How to complete this task
For the records that follow, say how many lines have the word "heading" in them. Write the number and nothing more.

Records for this task
::::::::::
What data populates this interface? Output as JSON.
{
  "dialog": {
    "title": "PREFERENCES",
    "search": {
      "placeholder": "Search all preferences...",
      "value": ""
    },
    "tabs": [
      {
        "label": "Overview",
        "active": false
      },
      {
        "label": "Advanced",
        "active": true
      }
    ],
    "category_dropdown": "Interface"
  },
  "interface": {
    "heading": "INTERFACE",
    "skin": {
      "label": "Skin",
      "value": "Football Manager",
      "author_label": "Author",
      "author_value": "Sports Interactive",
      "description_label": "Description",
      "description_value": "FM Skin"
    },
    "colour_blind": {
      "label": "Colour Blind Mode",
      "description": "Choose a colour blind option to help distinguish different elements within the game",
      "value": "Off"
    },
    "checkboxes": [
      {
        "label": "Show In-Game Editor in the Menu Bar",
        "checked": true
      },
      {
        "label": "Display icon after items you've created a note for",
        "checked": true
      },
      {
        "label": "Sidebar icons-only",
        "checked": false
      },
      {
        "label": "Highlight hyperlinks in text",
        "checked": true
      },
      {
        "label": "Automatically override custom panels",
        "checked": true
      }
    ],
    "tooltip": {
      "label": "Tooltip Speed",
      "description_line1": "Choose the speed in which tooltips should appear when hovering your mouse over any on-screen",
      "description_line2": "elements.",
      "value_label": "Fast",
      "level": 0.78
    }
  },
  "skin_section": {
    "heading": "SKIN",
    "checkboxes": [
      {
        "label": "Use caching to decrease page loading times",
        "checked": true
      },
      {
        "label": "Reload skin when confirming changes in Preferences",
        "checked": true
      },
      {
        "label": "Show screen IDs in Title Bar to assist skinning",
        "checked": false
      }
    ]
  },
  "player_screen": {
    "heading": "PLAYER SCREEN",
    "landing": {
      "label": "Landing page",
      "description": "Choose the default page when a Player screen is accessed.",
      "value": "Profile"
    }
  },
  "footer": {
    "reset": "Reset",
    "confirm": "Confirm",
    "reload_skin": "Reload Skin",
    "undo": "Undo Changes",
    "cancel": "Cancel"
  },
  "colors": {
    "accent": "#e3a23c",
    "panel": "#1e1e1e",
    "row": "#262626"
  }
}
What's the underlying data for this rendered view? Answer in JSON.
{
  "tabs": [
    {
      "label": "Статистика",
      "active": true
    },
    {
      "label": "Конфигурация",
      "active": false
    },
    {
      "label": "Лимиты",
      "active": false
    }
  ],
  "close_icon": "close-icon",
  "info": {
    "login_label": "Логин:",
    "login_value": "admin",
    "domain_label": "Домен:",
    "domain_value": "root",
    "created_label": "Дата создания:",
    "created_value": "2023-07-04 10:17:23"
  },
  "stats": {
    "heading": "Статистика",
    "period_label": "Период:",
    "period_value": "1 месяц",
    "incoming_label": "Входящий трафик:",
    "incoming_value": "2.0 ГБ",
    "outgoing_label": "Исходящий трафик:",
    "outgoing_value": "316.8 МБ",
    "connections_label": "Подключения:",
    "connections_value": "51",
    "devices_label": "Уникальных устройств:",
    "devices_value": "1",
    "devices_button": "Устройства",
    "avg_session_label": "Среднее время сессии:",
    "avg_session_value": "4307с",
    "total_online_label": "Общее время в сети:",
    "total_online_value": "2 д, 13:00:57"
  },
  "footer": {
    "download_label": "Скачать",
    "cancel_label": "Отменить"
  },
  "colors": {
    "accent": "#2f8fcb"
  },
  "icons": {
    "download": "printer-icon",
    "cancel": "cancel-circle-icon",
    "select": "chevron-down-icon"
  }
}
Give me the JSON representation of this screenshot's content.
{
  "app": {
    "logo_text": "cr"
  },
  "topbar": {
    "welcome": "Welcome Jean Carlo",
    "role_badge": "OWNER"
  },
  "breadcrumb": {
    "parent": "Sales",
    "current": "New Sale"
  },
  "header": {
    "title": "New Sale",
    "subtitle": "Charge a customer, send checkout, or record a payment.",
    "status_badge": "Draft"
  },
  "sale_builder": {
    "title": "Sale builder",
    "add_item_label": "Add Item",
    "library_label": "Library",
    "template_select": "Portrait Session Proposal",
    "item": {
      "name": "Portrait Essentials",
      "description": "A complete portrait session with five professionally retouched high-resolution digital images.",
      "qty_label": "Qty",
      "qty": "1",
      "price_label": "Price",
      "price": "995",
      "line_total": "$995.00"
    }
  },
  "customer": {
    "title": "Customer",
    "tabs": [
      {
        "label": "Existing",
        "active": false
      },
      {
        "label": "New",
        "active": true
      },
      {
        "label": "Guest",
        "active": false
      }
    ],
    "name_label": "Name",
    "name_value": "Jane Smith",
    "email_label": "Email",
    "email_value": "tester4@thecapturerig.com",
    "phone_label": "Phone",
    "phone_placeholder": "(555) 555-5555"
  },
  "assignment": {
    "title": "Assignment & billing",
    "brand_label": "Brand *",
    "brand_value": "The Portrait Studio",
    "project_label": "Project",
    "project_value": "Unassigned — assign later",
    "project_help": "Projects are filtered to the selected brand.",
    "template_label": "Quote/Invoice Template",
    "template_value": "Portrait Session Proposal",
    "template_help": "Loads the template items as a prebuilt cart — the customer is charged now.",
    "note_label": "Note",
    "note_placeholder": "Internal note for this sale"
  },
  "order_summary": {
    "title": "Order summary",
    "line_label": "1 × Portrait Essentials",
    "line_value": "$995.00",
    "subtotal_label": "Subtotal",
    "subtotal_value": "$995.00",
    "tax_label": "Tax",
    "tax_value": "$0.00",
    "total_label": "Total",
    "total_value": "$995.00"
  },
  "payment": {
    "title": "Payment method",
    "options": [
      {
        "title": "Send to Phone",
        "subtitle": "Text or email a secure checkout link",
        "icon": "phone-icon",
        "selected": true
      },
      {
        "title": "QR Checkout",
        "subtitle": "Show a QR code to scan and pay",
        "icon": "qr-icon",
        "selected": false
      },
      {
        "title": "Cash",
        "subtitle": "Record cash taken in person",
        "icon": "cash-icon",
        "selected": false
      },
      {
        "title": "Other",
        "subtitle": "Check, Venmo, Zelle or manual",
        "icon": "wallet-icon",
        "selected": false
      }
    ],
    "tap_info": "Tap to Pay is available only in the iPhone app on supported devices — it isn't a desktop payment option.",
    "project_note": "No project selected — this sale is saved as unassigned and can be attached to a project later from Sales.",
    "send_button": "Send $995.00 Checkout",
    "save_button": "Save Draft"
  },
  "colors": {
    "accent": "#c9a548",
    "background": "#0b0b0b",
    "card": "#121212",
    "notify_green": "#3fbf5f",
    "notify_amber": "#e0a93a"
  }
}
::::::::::
Your response
4